Task description
Could you retype the entries below exactly, omitting every picture?

Records excerpted from a collection

• • • •

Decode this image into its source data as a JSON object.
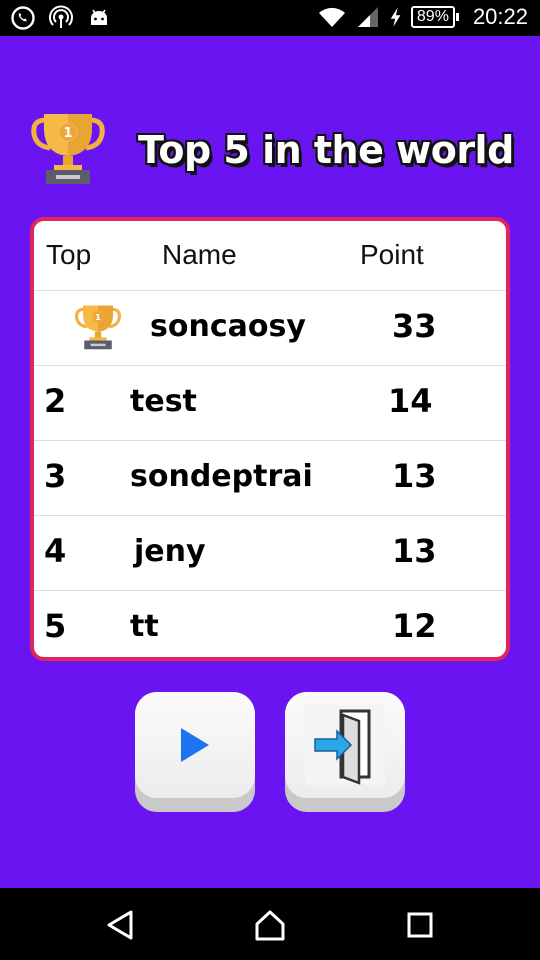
{
  "status_bar": {
    "battery": "89%",
    "time": "20:22",
    "icons": [
      "whatsapp-icon",
      "hotspot-icon",
      "android-icon",
      "wifi-icon",
      "signal-icon",
      "charging-icon"
    ]
  },
  "header": {
    "title": "Top 5 in the world",
    "trophy_icon": "trophy-icon"
  },
  "leaderboard": {
    "columns": {
      "rank": "Top",
      "name": "Name",
      "point": "Point"
    },
    "rows": [
      {
        "rank": "",
        "rank_icon": "trophy-icon",
        "name": "soncaosy",
        "point": "33"
      },
      {
        "rank": "2",
        "name": "test",
        "point": "14"
      },
      {
        "rank": "3",
        "name": "sondeptrai",
        "point": "13"
      },
      {
        "rank": "4",
        "name": "jeny",
        "point": "13"
      },
      {
        "rank": "5",
        "name": "tt",
        "point": "12"
      }
    ]
  },
  "buttons": {
    "play_icon": "play-icon",
    "exit_icon": "exit-door-icon"
  },
  "nav_bar": {
    "icons": [
      "back-icon",
      "home-icon",
      "recents-icon"
    ]
  },
  "colors": {
    "background": "#6a14f2",
    "board_border": "#e0245e",
    "play_blue": "#1e74f0"
  }
}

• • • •

Result
Decode this image into its source data as a JSON object.
{
  "status_bar": {
    "battery": "89%",
    "time": "20:22",
    "icons": [
      "whatsapp-icon",
      "hotspot-icon",
      "android-icon",
      "wifi-icon",
      "signal-icon",
      "charging-icon"
    ]
  },
  "header": {
    "title": "Top 5 in the world",
    "trophy_icon": "trophy-icon"
  },
  "leaderboard": {
    "columns": {
      "rank": "Top",
      "name": "Name",
      "point": "Point"
    },
    "rows": [
      {
        "rank": "",
        "rank_icon": "trophy-icon",
        "name": "soncaosy",
        "point": "33"
      },
      {
        "rank": "2",
        "name": "test",
        "point": "14"
      },
      {
        "rank": "3",
        "name": "sondeptrai",
        "point": "13"
      },
      {
        "rank": "4",
        "name": "jeny",
        "point": "13"
      },
      {
        "rank": "5",
        "name": "tt",
        "point": "12"
      }
    ]
  },
  "buttons": {
    "play_icon": "play-icon",
    "exit_icon": "exit-door-icon"
  },
  "nav_bar": {
    "icons": [
      "back-icon",
      "home-icon",
      "recents-icon"
    ]
  },
  "colors": {
    "background": "#6a14f2",
    "board_border": "#e0245e",
    "play_blue": "#1e74f0"
  }
}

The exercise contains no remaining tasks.